| Rafael Nadal |
London: Imagine for a moment you are one of Novak Djokovic, Andy Murray or Roger Federer tuning in to the final of the BNP Paribas Open on Sunday. You watch Rafael Nadal, apparently on the ropes against the hardest forehand in tennis, recover to break the resilience of his opponent, Juan Martídel Potro, and complete the day with his incisors embedded in another trophy.
Do you feel pleasure that Nadal is back — Federer kept insisting that he was, though he may have been joking — or might you silently curse? Or do you count your blessings and your Grand Slam titles (Federer 17, Djokovic six and Murray one), each of which increased by one when the Spaniard was absent for seven months?
Neither Federer nor Nadal will compete in the Sony Open in Miami this week, which is a blow to that particular event. Djokovic has to keep on playing, for he has energy to burn, and Murray needs more matches and victories to embolden him.
Miami is peeved at Federer and Nadal for their no-shows, though it is probably paying a heavy price for its fallouts with IMG, the management company that represented both men until last year, and that also owns the event. Federer said at the start of this year that he was reining back on his commitments, and the chances of Nadal playing this week receded with every extra match he played here.

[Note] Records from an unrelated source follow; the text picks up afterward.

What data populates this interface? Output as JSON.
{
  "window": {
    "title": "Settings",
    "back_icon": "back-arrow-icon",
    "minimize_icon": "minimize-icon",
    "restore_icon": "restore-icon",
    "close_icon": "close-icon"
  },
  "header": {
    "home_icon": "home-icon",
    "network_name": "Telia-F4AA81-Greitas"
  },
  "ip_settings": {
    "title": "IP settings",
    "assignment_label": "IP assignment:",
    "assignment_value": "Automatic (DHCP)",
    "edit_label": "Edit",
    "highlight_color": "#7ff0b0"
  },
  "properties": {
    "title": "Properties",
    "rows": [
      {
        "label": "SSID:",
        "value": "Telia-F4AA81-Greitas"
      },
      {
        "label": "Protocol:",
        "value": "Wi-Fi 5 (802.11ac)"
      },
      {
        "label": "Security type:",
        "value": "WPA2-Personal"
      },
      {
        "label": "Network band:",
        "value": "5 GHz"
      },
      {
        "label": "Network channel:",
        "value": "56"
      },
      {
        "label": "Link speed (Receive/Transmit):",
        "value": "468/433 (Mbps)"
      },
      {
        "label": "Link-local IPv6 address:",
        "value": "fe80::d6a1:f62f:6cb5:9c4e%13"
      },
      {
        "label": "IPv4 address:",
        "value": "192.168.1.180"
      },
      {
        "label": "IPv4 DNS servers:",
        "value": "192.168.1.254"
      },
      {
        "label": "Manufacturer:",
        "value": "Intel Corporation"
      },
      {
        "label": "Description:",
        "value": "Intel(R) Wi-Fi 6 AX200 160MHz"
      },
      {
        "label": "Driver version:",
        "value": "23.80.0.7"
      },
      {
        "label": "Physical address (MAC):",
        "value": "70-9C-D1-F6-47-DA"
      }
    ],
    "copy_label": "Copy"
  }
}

One of those was against Federer in an entirely one-sided quarter final before he completed his duties on Sunday with a performance of electricity, sustained effort and immense court coverage to beat Del Potro, of Argentina, 4-6, 6-3, 6-4. It was on a par with any of Nadal’s previous 234 successes in Masters 1000 tournaments. This, remarkably, was his first victory in seven hard-court finals and his 22nd in a tournament of this stature.
Now it is time for clay. When Nadal resumed in February after his hiatus, he reached three clay-court finals in South America, losing just a single match: the final in Viña del Mar, Chile, to Horacio Zeballos of Argentina. The Spaniard is scheduled to play in Monte Carlo, Barcelona, Madrid and Rome before attempting to land his eighth French Open in June. Federer does not intend to resume until Madrid in the second week of May.
“No, no, for me clay doesn’t mean victory,” Nadal tried to insist. “Clay means this is the surface that I love to play and I had a great success in the past, but every year is a different year. Every year I have to improve.
“My schedule is, the four obligatories [Monte Carlo, Madrid, Rome, Paris], and Barcelona. I go week by week since I came back. For example, I cannot go to Miami. I’m very sorry for the organisation and for the fans, but we never thought we’d be able to play all the matches possible since I came back.
“The doctors recommend that I should go home for a few weeks and rest and keep practising the right way. I need more power on the left leg quadriceps, so I need to keep working hard. The competition is hard for the body.”